- [What this task involves]: Copy out all the entries shown below, exactly as they appear.

- [Records to process]:
• • • • • • •

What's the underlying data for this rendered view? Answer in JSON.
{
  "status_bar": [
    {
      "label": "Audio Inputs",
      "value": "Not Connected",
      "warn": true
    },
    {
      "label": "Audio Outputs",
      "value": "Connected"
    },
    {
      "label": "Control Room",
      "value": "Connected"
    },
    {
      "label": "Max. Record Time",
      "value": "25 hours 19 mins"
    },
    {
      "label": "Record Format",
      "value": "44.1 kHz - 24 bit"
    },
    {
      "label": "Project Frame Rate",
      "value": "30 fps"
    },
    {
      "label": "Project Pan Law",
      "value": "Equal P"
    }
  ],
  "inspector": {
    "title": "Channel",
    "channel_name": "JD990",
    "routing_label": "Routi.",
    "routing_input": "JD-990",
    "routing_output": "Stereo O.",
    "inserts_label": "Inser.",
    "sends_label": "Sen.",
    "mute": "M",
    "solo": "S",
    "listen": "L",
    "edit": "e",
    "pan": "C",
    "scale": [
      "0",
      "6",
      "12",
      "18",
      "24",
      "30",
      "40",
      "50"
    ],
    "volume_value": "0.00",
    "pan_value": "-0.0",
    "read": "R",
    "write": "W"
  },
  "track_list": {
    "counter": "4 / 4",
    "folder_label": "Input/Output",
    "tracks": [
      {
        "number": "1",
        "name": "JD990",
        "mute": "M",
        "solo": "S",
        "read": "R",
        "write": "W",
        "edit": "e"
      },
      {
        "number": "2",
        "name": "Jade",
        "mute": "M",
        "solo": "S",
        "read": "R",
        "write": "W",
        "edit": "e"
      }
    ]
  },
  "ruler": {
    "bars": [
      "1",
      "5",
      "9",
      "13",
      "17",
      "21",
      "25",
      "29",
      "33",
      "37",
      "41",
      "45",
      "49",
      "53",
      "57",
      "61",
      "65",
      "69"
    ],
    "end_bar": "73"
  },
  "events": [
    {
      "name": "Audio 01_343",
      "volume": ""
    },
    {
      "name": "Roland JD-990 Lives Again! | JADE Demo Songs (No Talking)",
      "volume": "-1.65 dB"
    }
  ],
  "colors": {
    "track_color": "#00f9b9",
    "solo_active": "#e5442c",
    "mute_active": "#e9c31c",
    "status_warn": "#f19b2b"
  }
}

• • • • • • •

- [Solved exercise]:
What's the underlying data for this rendered view? Answer in JSON.
{
  "status_bar": [
    {
      "label": "Audio Inputs",
      "value": "Not Connected",
      "warn": true
    },
    {
      "label": "Audio Outputs",
      "value": "Connected"
    },
    {
      "label": "Control Room",
      "value": "Connected"
    },
    {
      "label": "Max. Record Time",
      "value": "25 hours 19 mins"
    },
    {
      "label": "Record Format",
      "value": "44.1 kHz - 24 bit"
    },
    {
      "label": "Project Frame Rate",
      "value": "30 fps"
    },
    {
      "label": "Project Pan Law",
      "value": "Equal P"
    }
  ],
  "inspector": {
    "title": "Channel",
    "channel_name": "JD990",
    "routing_label": "Routi.",
    "routing_input": "JD-990",
    "routing_output": "Stereo O.",
    "inserts_label": "Inser.",
    "sends_label": "Sen.",
    "mute": "M",
    "solo": "S",
    "listen": "L",
    "edit": "e",
    "pan": "C",
    "scale": [
      "0",
      "6",
      "12",
      "18",
      "24",
      "30",
      "40",
      "50"
    ],
    "volume_value": "0.00",
    "pan_value": "-0.0",
    "read": "R",
    "write": "W"
  },
  "track_list": {
    "counter": "4 / 4",
    "folder_label": "Input/Output",
    "tracks": [
      {
        "number": "1",
        "name": "JD990",
        "mute": "M",
        "solo": "S",
        "read": "R",
        "write": "W",
        "edit": "e"
      },
      {
        "number": "2",
        "name": "Jade",
        "mute": "M",
        "solo": "S",
        "read": "R",
        "write": "W",
        "edit": "e"
      }
    ]
  },
  "ruler": {
    "bars": [
      "1",
      "5",
      "9",
      "13",
      "17",
      "21",
      "25",
      "29",
      "33",
      "37",
      "41",
      "45",
      "49",
      "53",
      "57",
      "61",
      "65",
      "69"
    ],
    "end_bar": "73"
  },
  "events": [
    {
      "name": "Audio 01_343",
      "volume": ""
    },
    {
      "name": "Roland JD-990 Lives Again! | JADE Demo Songs (No Talking)",
      "volume": "-1.65 dB"
    }
  ],
  "colors": {
    "track_color": "#00f9b9",
    "solo_active": "#e5442c",
    "mute_active": "#e9c31c",
    "status_warn": "#f19b2b"
  }
}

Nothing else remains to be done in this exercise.